Phil said...

But the LibDems are not, and have never been part of the left. Which is why I have no compunction about getting the digs in when looking at their prospects.

Whether there's a rerun of social liberalism, or they reposition themselves as the moderate, centre right party Dave wishes the Tories would be doesn't really matter. The wilderness beckons and they'll be spending the better part of the next two decades trying to claw back the political capital they frittered away.

Carolyn said...

I feel really sorry for Nick; it's the stuff of Shakespearean tragedy. A principled and good hero is led by forces outside his own control and by his own hubris to accept a role in high office. He accepts (because he feels he has no choice) and soon finds that he is the cause of his own down fall. If I were in charge, I would let the (inevitable) election failure and the Lord Rennard scandal consume the Lib Dems- they could then disband and start again as a new political party. It will take too long to recover from this- they should pull the trigger themselves and start again.

Robert said...

The Orange Book brigade turned the Lib Dems into another conservative party. We have two already, we didn't need a third. Bite the cyanide capsule, Cleggy.

Anonymous said...

I straight up lol'ed today at a Lib Dems winning here placard. It was a huge one in an area of London where maybe 900 people voted Lib Dem for the euros.

Gary Elsby said...

Yes Phil....but:

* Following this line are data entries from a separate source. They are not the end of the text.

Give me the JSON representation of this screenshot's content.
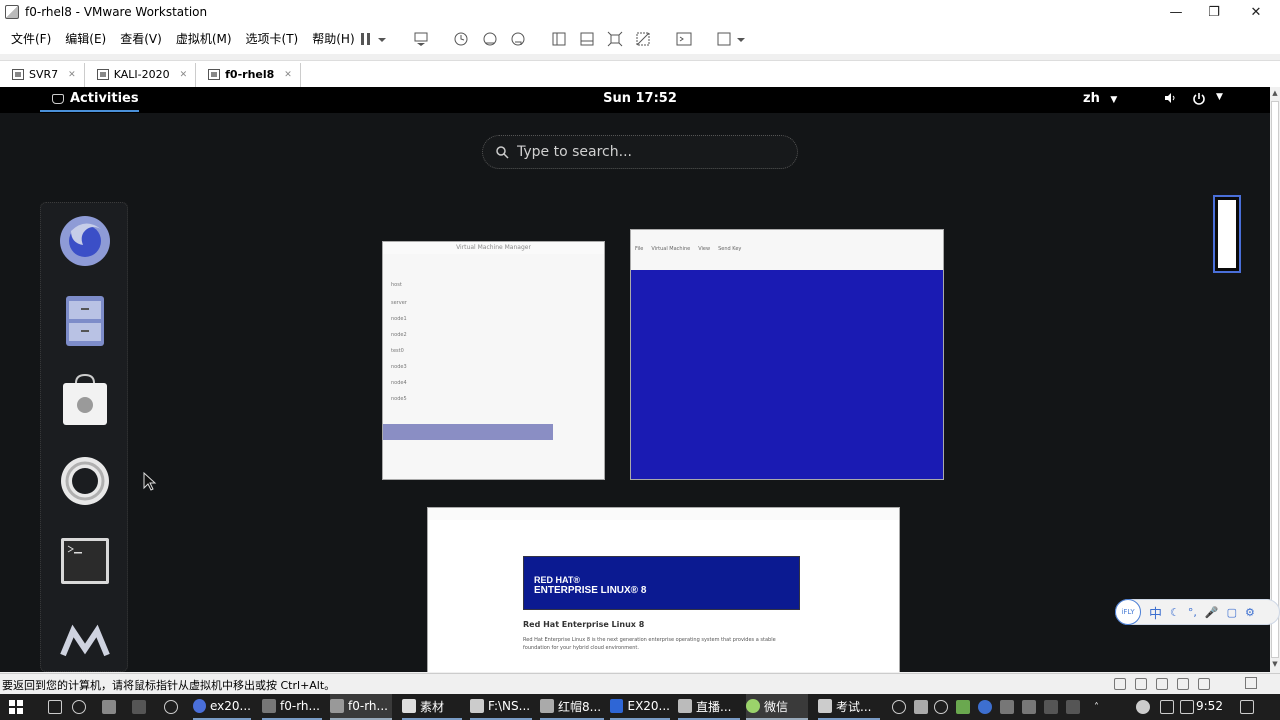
{
  "window": {
    "title": "f0-rhel8 - VMware Workstation",
    "controls": {
      "minimize": "—",
      "restore": "❐",
      "close": "✕"
    }
  },
  "menu": [
    "文件(F)",
    "编辑(E)",
    "查看(V)",
    "虚拟机(M)",
    "选项卡(T)",
    "帮助(H)"
  ],
  "vm_tabs": [
    {
      "label": "SVR7",
      "active": false
    },
    {
      "label": "KALI-2020",
      "active": false
    },
    {
      "label": "f0-rhel8",
      "active": true
    }
  ],
  "guest": {
    "activities_label": "Activities",
    "clock": "Sun 17:52",
    "language": "zh",
    "search_placeholder": "Type to search...",
    "dash_apps": [
      "firefox-icon",
      "files-icon",
      "software-icon",
      "help-icon",
      "terminal-icon",
      "virt-manager-icon"
    ],
    "window_thumbs": {
      "virt_viewer_title": "Virtual Machine Manager",
      "vm_console_menu": [
        "File",
        "Virtual Machine",
        "View",
        "Send Key"
      ],
      "browser_heading": "Red Hat Enterprise Linux 8",
      "browser_text": "Red Hat Enterprise Linux 8 is the next generation enterprise operating system that provides a stable foundation for your hybrid cloud environment.",
      "banner_line1": "RED HAT®",
      "banner_line2": "ENTERPRISE LINUX® 8",
      "vm_list": [
        "host",
        "server",
        "node1",
        "node2",
        "test0",
        "node3",
        "node4",
        "node5"
      ]
    }
  },
  "ime_bar": {
    "badge": "iFLY",
    "mode": "中"
  },
  "status_message": "要返回到您的计算机，请将鼠标指针从虚拟机中移出或按 Ctrl+Alt。",
  "taskbar": {
    "items": [
      "ex20...",
      "f0-rh...",
      "f0-rh...",
      "素材",
      "F:\\NS...",
      "红帽8...",
      "EX20...",
      "直播...",
      "微信",
      "考试..."
    ],
    "time": "9:52"
  }
}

Clegg's hand was forced due to Labour's unwillingness to lead.
Therefore a coalition was forced.
In one instant, the Liberal party became a partner in crime.
Liberals cried themselves to sleep and forgiveness is hard to give.

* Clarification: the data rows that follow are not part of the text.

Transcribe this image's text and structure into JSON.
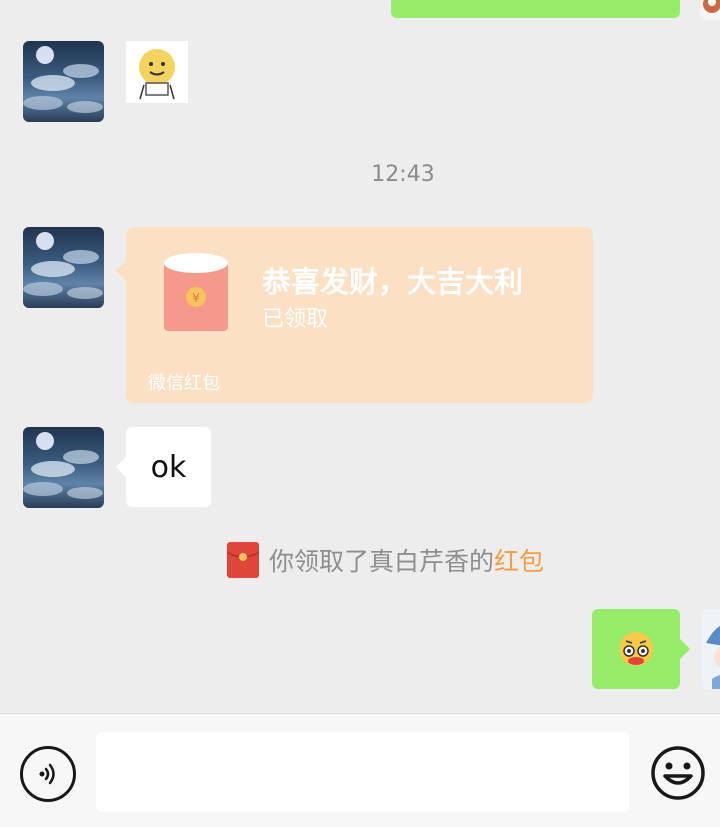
{
  "chat": {
    "timestamp": "12:43",
    "red_packet": {
      "greeting": "恭喜发财，大吉大利",
      "status": "已领取",
      "source": "微信红包"
    },
    "ok_message": "ok",
    "system_message": {
      "text": "你领取了真白芹香的",
      "link": "红包"
    }
  },
  "input": {
    "placeholder": ""
  },
  "colors": {
    "background": "#ededed",
    "my_bubble": "#95ec69",
    "red_packet_card": "#fbe0c3",
    "red_packet_link": "#f39d45",
    "input_bar": "#f7f7f7"
  },
  "icons": {
    "voice": "voice-icon",
    "emoji": "emoji-icon",
    "red_packet": "red-envelope-icon"
  }
}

Meanwhile, Dave ransacks the Country and still holds power with a winning formula for 2015.
It doesn't seem fair somehow, does it.

The Liberals will always be Liberal and reject the other mainstreamers as too severe all round and so they shall seek penance within themselves and present themselves as a modern tax sharing party bent on civil freedoms and reform.

I see their main rivals for 2015 as the Uber-Labour Party (uniforms the lot), the Greens.

asquith said...

Clegg, imho, has dealt a pretty woeful hand remarkably well. I don't think anyone could have done it better, and that (plus the fact that, unlike Shameron, he actually bothered consulting his party over coalition) he has faced less dissent within the ranks.

The prospect of me supporting them was finally killed off after so many of them revealed ugly, bigoted attitudes during the Maajid Nawaz controversy. As a secularist, I found their failure to support to Maajid utterly heinous. David "the Jews" Ward, Jenny Tonge, and then Meral Ece, were personal insults.

They have fallen on their own sword rather than let this country be an ungovernable Belgium II, as it would have been if the coalition wasn't formed. And even though I oppose things like the bedroom tax, they can't be called Cleggover's fault. I don't support them but it's not him that I blame.

What I think is this. Kippers, even though I hate them, have shown once and for all that we need fair votes in this country. I would abhor anything their representatives did but that's democracy, they deserve representation. So I hope PR gets onto the agenda (this would in fact result in a Liberal Democrat comeback too). That is what needs to be on the agenda after 2015.